What you have to do: Only the lines of the data holding the string "icon" need to be returned.

Provided material:
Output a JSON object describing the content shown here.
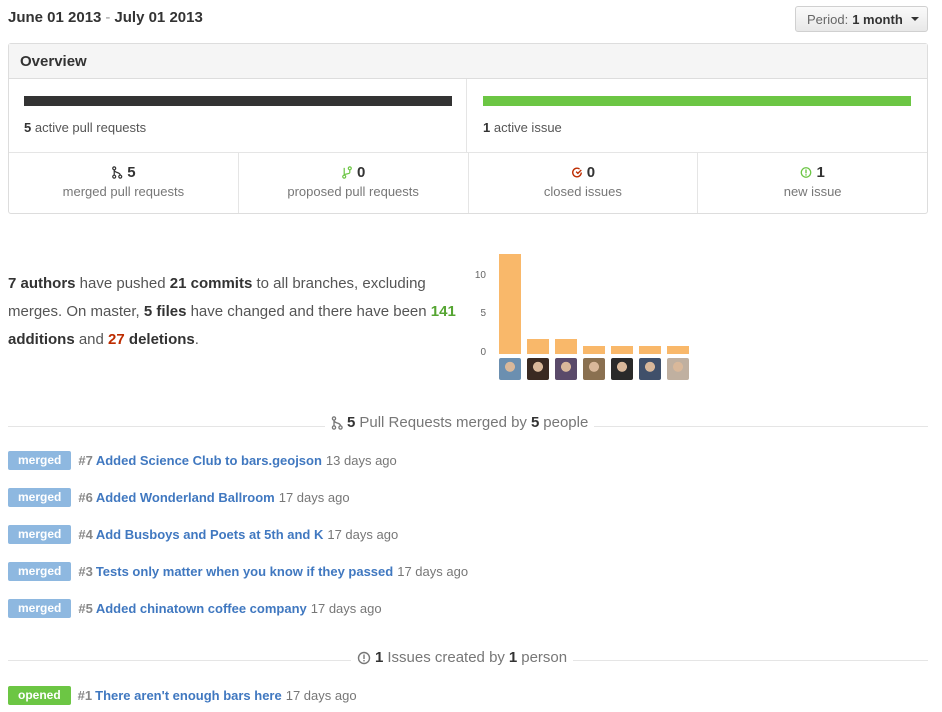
{
  "header": {
    "date_start": "June 01 2013",
    "date_sep": "-",
    "date_end": "July 01 2013",
    "period_label": "Period:",
    "period_value": "1 month"
  },
  "overview": {
    "title": "Overview",
    "active_prs_count": "5",
    "active_prs_label": "active pull requests",
    "active_issues_count": "1",
    "active_issues_label": "active issue",
    "stats": [
      {
        "icon": "merged-pr-icon",
        "count": "5",
        "label": "merged pull requests",
        "color": "#333333"
      },
      {
        "icon": "proposed-pr-icon",
        "count": "0",
        "label": "proposed pull requests",
        "color": "#6cc644"
      },
      {
        "icon": "closed-issue-icon",
        "count": "0",
        "label": "closed issues",
        "color": "#bd2c00"
      },
      {
        "icon": "new-issue-icon",
        "count": "1",
        "label": "new issue",
        "color": "#6cc644"
      }
    ]
  },
  "summary": {
    "authors": "7 authors",
    "t1": " have pushed ",
    "commits": "21 commits",
    "t2": " to all branches, excluding merges. On master, ",
    "files": "5 files",
    "t3": " have changed and there have been ",
    "additions_num": "141",
    "additions": " additions",
    "t4": " and ",
    "deletions_num": "27",
    "deletions": " deletions",
    "t5": "."
  },
  "chart_data": {
    "type": "bar",
    "categories": [
      "author-1",
      "author-2",
      "author-3",
      "author-4",
      "author-5",
      "author-6",
      "author-7"
    ],
    "values": [
      13,
      2,
      2,
      1,
      1,
      1,
      1
    ],
    "yticks": [
      "10",
      "5",
      "0"
    ],
    "ylim": [
      0,
      13
    ],
    "bar_color": "#f9b86a",
    "avatar_colors": [
      "#6b8fb0",
      "#3a2a22",
      "#5a4a6a",
      "#8a7050",
      "#2a2a2a",
      "#40506a",
      "#c0b0a0"
    ]
  },
  "pulls": {
    "title_count": "5",
    "title_mid": "Pull Requests merged by",
    "title_people": "5",
    "title_tail": "people",
    "items": [
      {
        "badge": "merged",
        "num": "#7",
        "title": "Added Science Club to bars.geojson",
        "age": "13 days ago"
      },
      {
        "badge": "merged",
        "num": "#6",
        "title": "Added Wonderland Ballroom",
        "age": "17 days ago"
      },
      {
        "badge": "merged",
        "num": "#4",
        "title": "Add Busboys and Poets at 5th and K",
        "age": "17 days ago"
      },
      {
        "badge": "merged",
        "num": "#3",
        "title": "Tests only matter when you know if they passed",
        "age": "17 days ago"
      },
      {
        "badge": "merged",
        "num": "#5",
        "title": "Added chinatown coffee company",
        "age": "17 days ago"
      }
    ]
  },
  "issues": {
    "title_count": "1",
    "title_mid": "Issues created by",
    "title_people": "1",
    "title_tail": "person",
    "items": [
      {
        "badge": "opened",
        "num": "#1",
        "title": "There aren't enough bars here",
        "age": "17 days ago"
      }
    ]
  }
}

Response:
        "icon": "merged-pr-icon",
        "icon": "proposed-pr-icon",
        "icon": "closed-issue-icon",
        "icon": "new-issue-icon",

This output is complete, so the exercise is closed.